To assist with Council deliberations, staff has included an updated copy of the Council’s priorities for the current fiscal year as summarized in the Work Plan 2019-20 (Attachment 2).
Five topics have been approved by the Council for further discussion and are presented in this report (Attachments 3-7); they follow:
Penalties for Excessive Residential Water Use;
Adoption of a Climate Emergency Resolution;
Preparation of an Advisory Measure related to Cannabis Dispensaries for the November 2020 ballot;
Installation of Rainbow Crosswalks; and
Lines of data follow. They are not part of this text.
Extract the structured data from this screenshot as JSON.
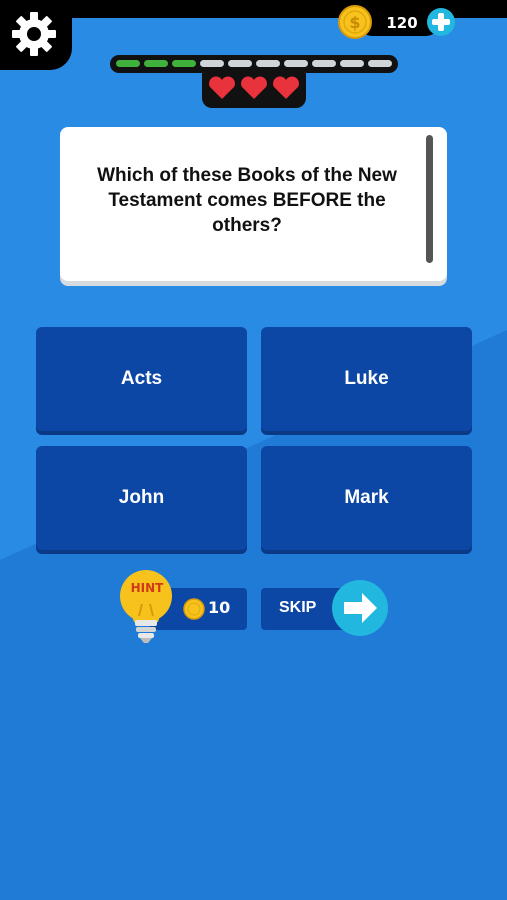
{
  "header": {
    "coins": "120"
  },
  "progress": {
    "total_segments": 10,
    "completed_segments": 3
  },
  "lives": {
    "hearts": 3
  },
  "question": {
    "text": "Which of these Books of the New Testament comes BEFORE the others?"
  },
  "answers": [
    {
      "label": "Acts"
    },
    {
      "label": "Luke"
    },
    {
      "label": "John"
    },
    {
      "label": "Mark"
    }
  ],
  "hint": {
    "label": "HINT",
    "cost": "10"
  },
  "skip": {
    "label": "SKIP"
  },
  "colors": {
    "background": "#2a8be5",
    "answer_tile": "#0d47a6",
    "progress_done": "#3fb13c",
    "heart": "#e8323c",
    "coin": "#f6c21b",
    "accent": "#22b7df"
  }
}
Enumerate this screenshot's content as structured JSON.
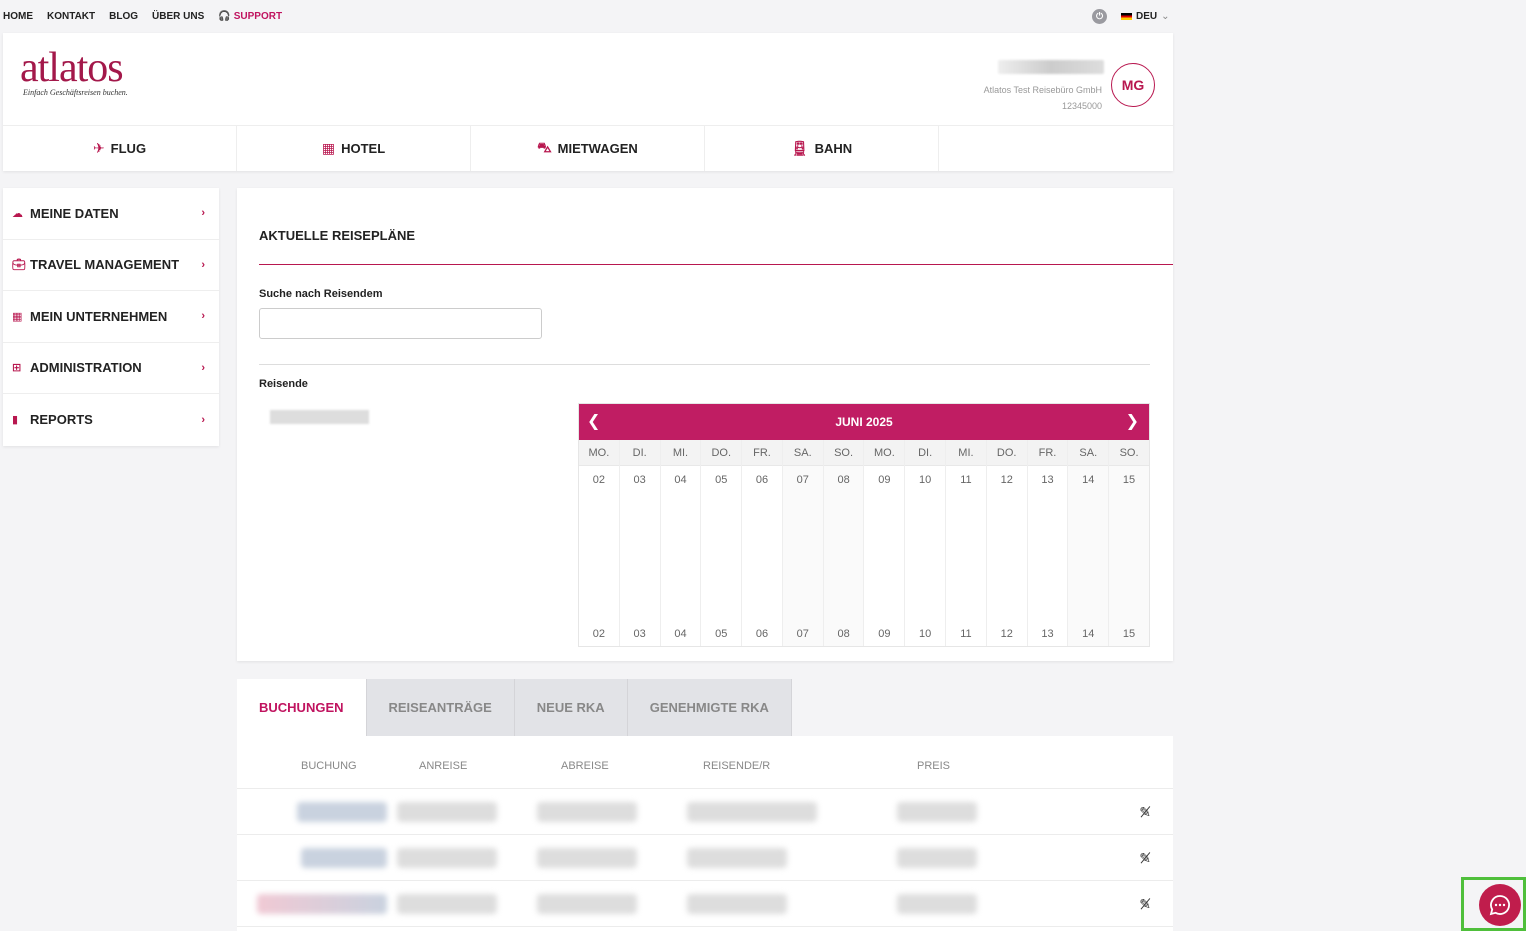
{
  "topbar": {
    "links": [
      "HOME",
      "KONTAKT",
      "BLOG",
      "ÜBER UNS"
    ],
    "support": "SUPPORT",
    "language": "DEU"
  },
  "header": {
    "logo_text": "atlatos",
    "logo_tagline": "Einfach Geschäftsreisen buchen.",
    "agency_name": "Atlatos Test Reisebüro GmbH",
    "agency_number": "12345000",
    "avatar_initials": "MG"
  },
  "nav": [
    {
      "label": "FLUG",
      "icon": "plane-icon"
    },
    {
      "label": "HOTEL",
      "icon": "building-icon"
    },
    {
      "label": "MIETWAGEN",
      "icon": "car-icon"
    },
    {
      "label": "BAHN",
      "icon": "train-icon"
    }
  ],
  "sidebar": [
    {
      "label": "MEINE DATEN",
      "icon": "cloud-icon"
    },
    {
      "label": "TRAVEL MANAGEMENT",
      "icon": "briefcase-icon"
    },
    {
      "label": "MEIN UNTERNEHMEN",
      "icon": "building-icon"
    },
    {
      "label": "ADMINISTRATION",
      "icon": "sitemap-icon"
    },
    {
      "label": "REPORTS",
      "icon": "bar-chart-icon"
    }
  ],
  "plans": {
    "title": "AKTUELLE REISEPLÄNE",
    "search_label": "Suche nach Reisendem",
    "search_value": "",
    "travelers_label": "Reisende"
  },
  "calendar": {
    "month": "JUNI 2025",
    "days": [
      {
        "dow": "MO.",
        "date": "02"
      },
      {
        "dow": "DI.",
        "date": "03"
      },
      {
        "dow": "MI.",
        "date": "04"
      },
      {
        "dow": "DO.",
        "date": "05"
      },
      {
        "dow": "FR.",
        "date": "06"
      },
      {
        "dow": "SA.",
        "date": "07"
      },
      {
        "dow": "SO.",
        "date": "08"
      },
      {
        "dow": "MO.",
        "date": "09"
      },
      {
        "dow": "DI.",
        "date": "10"
      },
      {
        "dow": "MI.",
        "date": "11"
      },
      {
        "dow": "DO.",
        "date": "12"
      },
      {
        "dow": "FR.",
        "date": "13"
      },
      {
        "dow": "SA.",
        "date": "14"
      },
      {
        "dow": "SO.",
        "date": "15"
      }
    ]
  },
  "tabs": [
    "BUCHUNGEN",
    "REISEANTRÄGE",
    "NEUE RKA",
    "GENEHMIGTE RKA"
  ],
  "table": {
    "columns": [
      "BUCHUNG",
      "ANREISE",
      "ABREISE",
      "REISENDE/R",
      "PREIS"
    ]
  },
  "colors": {
    "accent": "#c01d63",
    "brand": "#a3184a",
    "chat_button": "#c01d4c",
    "highlight": "#4fbf3b"
  }
}
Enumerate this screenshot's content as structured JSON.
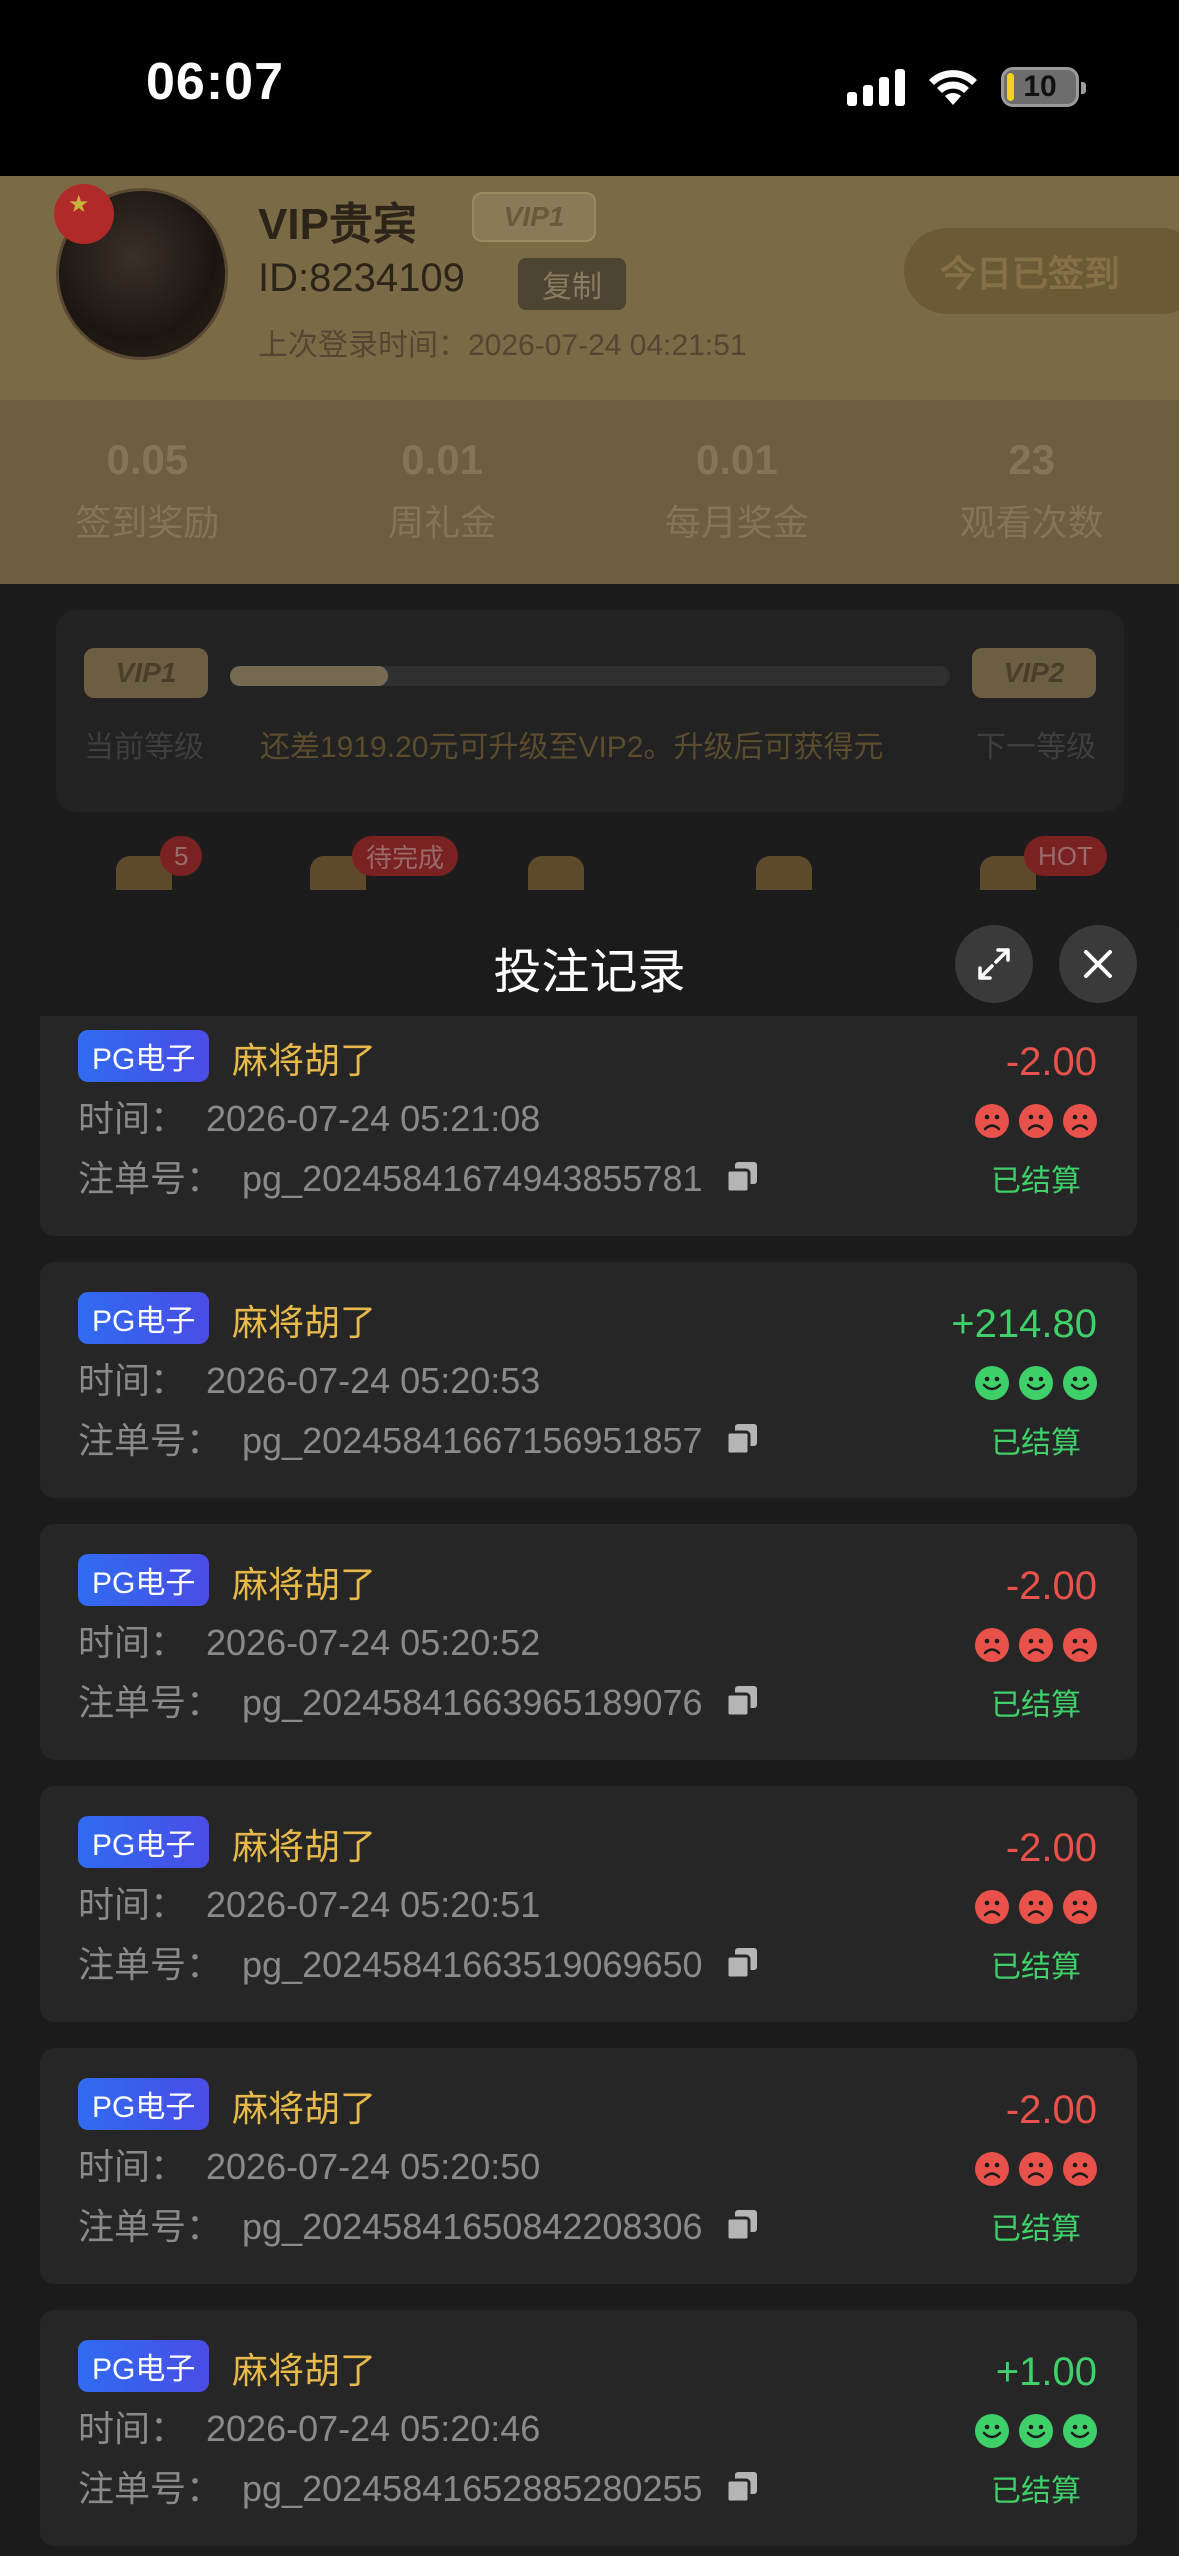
{
  "status_bar": {
    "time": "06:07",
    "battery": "10",
    "battery_level": 0.1
  },
  "background": {
    "vip_name": "VIP贵宾",
    "vip_badge": "VIP1",
    "user_id": "ID:8234109",
    "copy_label": "复制",
    "last_login": "上次登录时间：2026-07-24 04:21:51",
    "signin_label": "今日已签到",
    "stats": [
      {
        "value": "0.05",
        "label": "签到奖励"
      },
      {
        "value": "0.01",
        "label": "周礼金"
      },
      {
        "value": "0.01",
        "label": "每月奖金"
      },
      {
        "value": "23",
        "label": "观看次数"
      }
    ],
    "level": {
      "current_badge": "VIP1",
      "next_badge": "VIP2",
      "current_label": "当前等级",
      "next_label": "下一等级",
      "message": "还差1919.20元可升级至VIP2。升级后可获得元",
      "progress": 0.22
    },
    "quick_badges": [
      "5",
      "待完成",
      "HOT"
    ]
  },
  "sheet": {
    "title": "投注记录",
    "records": [
      {
        "tag": "PG电子",
        "game": "麻将胡了",
        "time_label": "时间：",
        "time": "2026-07-24 05:21:08",
        "order_label": "注单号：",
        "order": "pg_20245841674943855781",
        "amount": "-2.00",
        "result": "loss",
        "status": "已结算"
      },
      {
        "tag": "PG电子",
        "game": "麻将胡了",
        "time_label": "时间：",
        "time": "2026-07-24 05:20:53",
        "order_label": "注单号：",
        "order": "pg_20245841667156951857",
        "amount": "+214.80",
        "result": "win",
        "status": "已结算"
      },
      {
        "tag": "PG电子",
        "game": "麻将胡了",
        "time_label": "时间：",
        "time": "2026-07-24 05:20:52",
        "order_label": "注单号：",
        "order": "pg_20245841663965189076",
        "amount": "-2.00",
        "result": "loss",
        "status": "已结算"
      },
      {
        "tag": "PG电子",
        "game": "麻将胡了",
        "time_label": "时间：",
        "time": "2026-07-24 05:20:51",
        "order_label": "注单号：",
        "order": "pg_20245841663519069650",
        "amount": "-2.00",
        "result": "loss",
        "status": "已结算"
      },
      {
        "tag": "PG电子",
        "game": "麻将胡了",
        "time_label": "时间：",
        "time": "2026-07-24 05:20:50",
        "order_label": "注单号：",
        "order": "pg_20245841650842208306",
        "amount": "-2.00",
        "result": "loss",
        "status": "已结算"
      },
      {
        "tag": "PG电子",
        "game": "麻将胡了",
        "time_label": "时间：",
        "time": "2026-07-24 05:20:46",
        "order_label": "注单号：",
        "order": "pg_20245841652885280255",
        "amount": "+1.00",
        "result": "win",
        "status": "已结算"
      }
    ]
  },
  "colors": {
    "loss": "#e8524a",
    "win": "#3fd06a",
    "game_name": "#e7b94a",
    "tag_start": "#2f6cf0",
    "tag_end": "#4a4ce6"
  }
}
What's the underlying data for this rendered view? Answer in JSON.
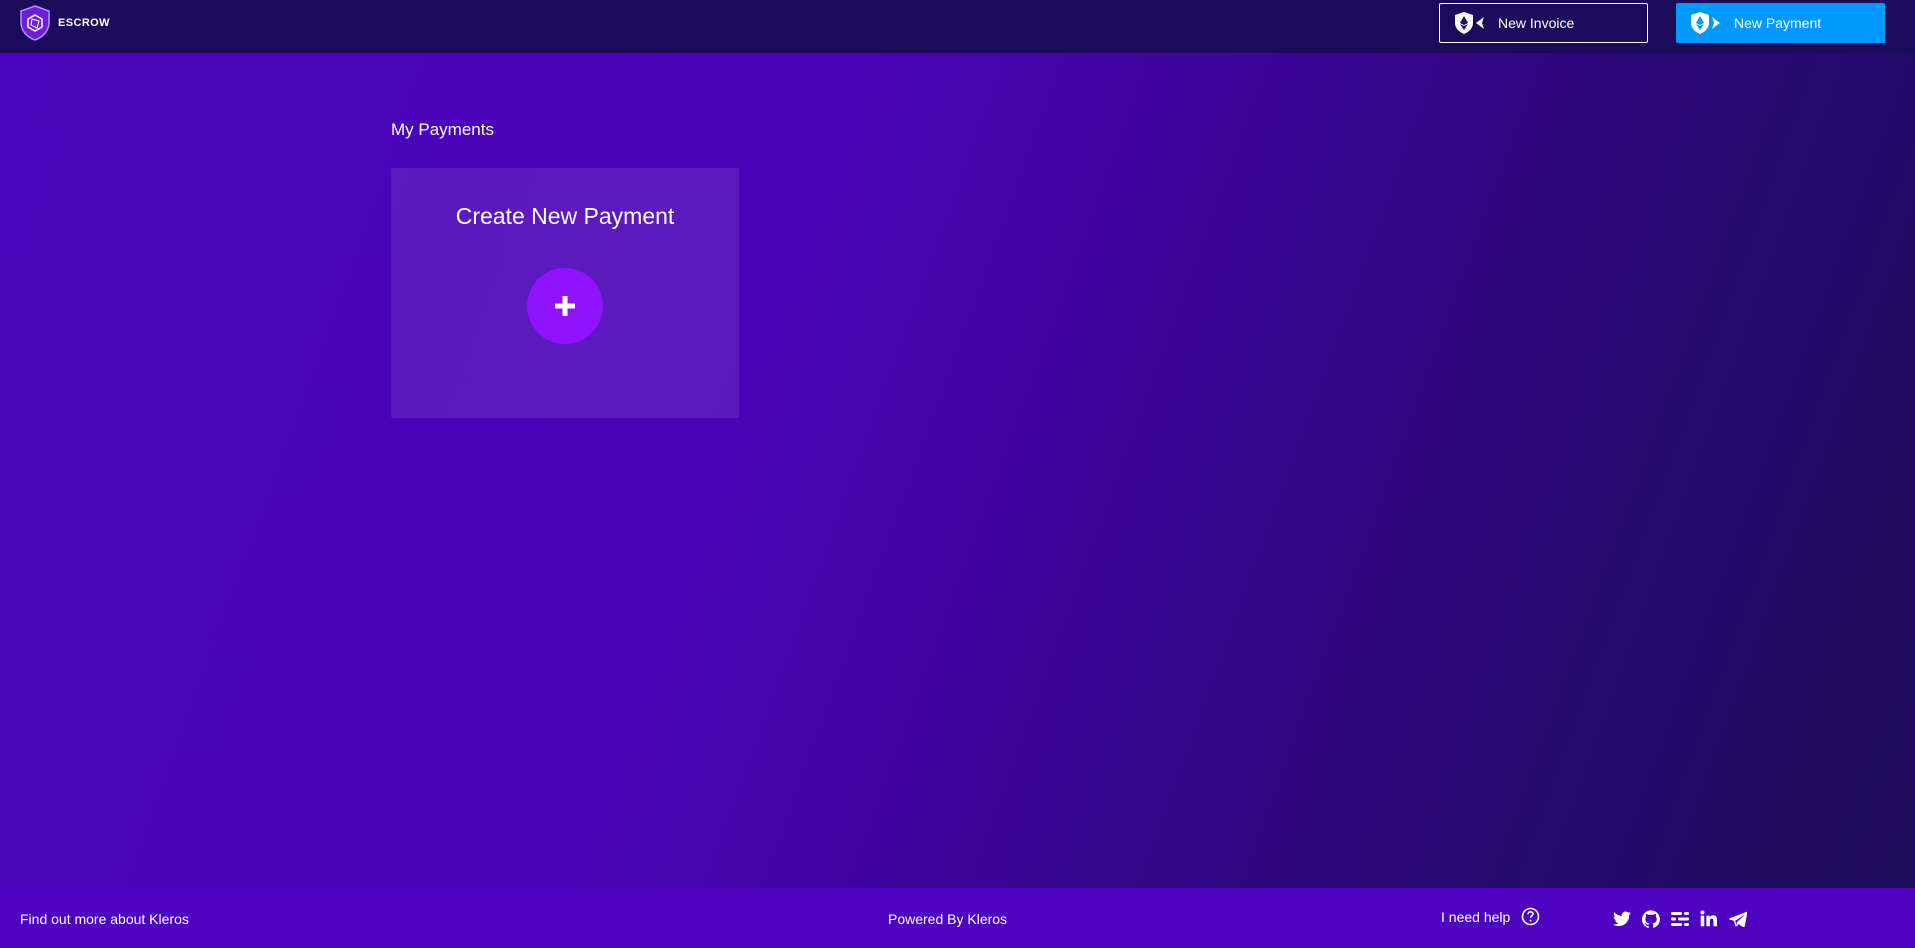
{
  "header": {
    "logo_text": "ESCROW",
    "new_invoice_label": "New Invoice",
    "new_payment_label": "New Payment"
  },
  "main": {
    "section_title": "My Payments",
    "create_card": {
      "title": "Create New Payment",
      "icon": "plus-icon"
    }
  },
  "footer": {
    "left_link": "Find out more about Kleros",
    "center_text": "Powered By Kleros",
    "help_label": "I need help",
    "social_icons": [
      "twitter-icon",
      "github-icon",
      "blog-icon",
      "linkedin-icon",
      "telegram-icon"
    ]
  },
  "colors": {
    "header_bg": "#1c0b5a",
    "accent_blue": "#009aff",
    "plus_purple": "#9013fe",
    "footer_bg": "#4d03c0"
  }
}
A request to Repurpose and Update the Traffic, Bicycle & Pedestrian Safety Committee.
Recommendation: Review the two-step process and the updated Work Plan 2019-20, and then discuss each of the five topics described (Attachments 3-7) and provide direction to staff.
We are all in a key position to make a big difference in fighting climate chaos, because we live in the Assembly district of Tim Grayson – who sits on the Assembly Transportation Committee. The Transportation Committee will be hearing testimony on AB40 very soon.
AB40 would require the State of California Air Resources Board (CARB) to draw up a plan to phase out fossil fuel vehicles by 2040.
AB40 is the successor to AB1745, which came before the Assembly Transportation Committee in 2018, but did not have the votes to move on. AB1745 called for phasing out fossil fuel vehicles by 2040. AB40 takes a two-step approach—first have the CARB develop a feasible plan, and then vote on that plan in 2021.
As climate activists we understand that climate science is telling us that we have to move even faster than the dates that these bills dictate. However, AB40 would give us a foot in the door, and set a clear market signal that we have to eliminate fossil fuel vehicles. Hopefully, this will stimulate automakers to move quickly into making zero emission vehicles (electric or fuel cell).